Washington Jan 23 1832
My dear Frances
I wrote you yesterday giving an account of my arrival here. Since that time I have called on Mr. Verplanck. He took me last evening to the house of Mr. Woodbury, Secretary of War whom we found in the midst of his family and two or three friends, a fine looking man nearly as large as Col. Ward, with a prepossessing face and of agreeable conversation. 1 After a stay of about three quarters of an hour we went to Mr. McLane's Secretary of the Treasury where we found more display. Mr. McLane is a quiet cock-eyed man of small stature and unassuming manners. His wife the mother of ten children is a lady of great vivacity and as I should judge a good deal of address full of conversation and talking to all the guests with great fluency. The eldest daughter is a young lady as I should judge of sixteen. --There were several ladies, half a dozen members of Congress, and Mr. Poinsett the Minister to Mexico. 2 Among the ladies was a daughter of the Ex-Empress Iturbide, looking much as you might suppose Mrs. Salazar to have done at the age of eighteen. 3 A young lady of the name of Christie played a psalm tune or two on the piano--accompanying the music with the words. One of the hymns she sang was Watts's "Sweet fields beyond the swelling flood" &c.

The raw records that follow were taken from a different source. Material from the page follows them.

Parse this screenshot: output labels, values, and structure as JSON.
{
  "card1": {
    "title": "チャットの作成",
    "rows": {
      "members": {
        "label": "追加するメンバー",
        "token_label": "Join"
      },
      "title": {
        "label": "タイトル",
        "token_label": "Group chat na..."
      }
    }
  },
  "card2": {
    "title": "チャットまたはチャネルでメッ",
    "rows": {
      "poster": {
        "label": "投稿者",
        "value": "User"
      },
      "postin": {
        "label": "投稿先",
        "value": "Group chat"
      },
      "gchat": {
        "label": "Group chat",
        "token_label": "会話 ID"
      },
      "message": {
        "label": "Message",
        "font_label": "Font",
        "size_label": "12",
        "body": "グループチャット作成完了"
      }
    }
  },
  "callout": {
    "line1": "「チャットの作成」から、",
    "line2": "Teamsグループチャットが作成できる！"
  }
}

This morning I went to visit the Capitol. We first entered the Representatives Hall, a splendid spacious building but not well designed for its purpose, on account of the difficulty which the speakers experience of being heard in it. Mr. Verplanck then took us to the library, a spacious and elegant room and tolerably well stocked with books. We then went to the Gallery of the Senate Chamber and waited for the Senators to assemble. The Senate Chamber is not a large nor handsome apartment compared with the Representatives Hall. 4 We saw Harry Clay who has what I should call a rather ugly face-- He is a tall thin narrow-shouldered man with a light complexion, a long nose a little turned up at the end and his hair combed back from the edge of his forehead. 5 We saw also the Vice President who you know is the presiding officer of the Senate. 6 He is a man of the middle size or perhaps a little over, with a thick shock of hair dull complexion and of an anxious expression of countenance. He looks as if the fever of political ambition had dried up all the juiciness and pithiness of his constitution. --He despatched the business of the body over which he presided, with decision and rapidity. Afterwards we went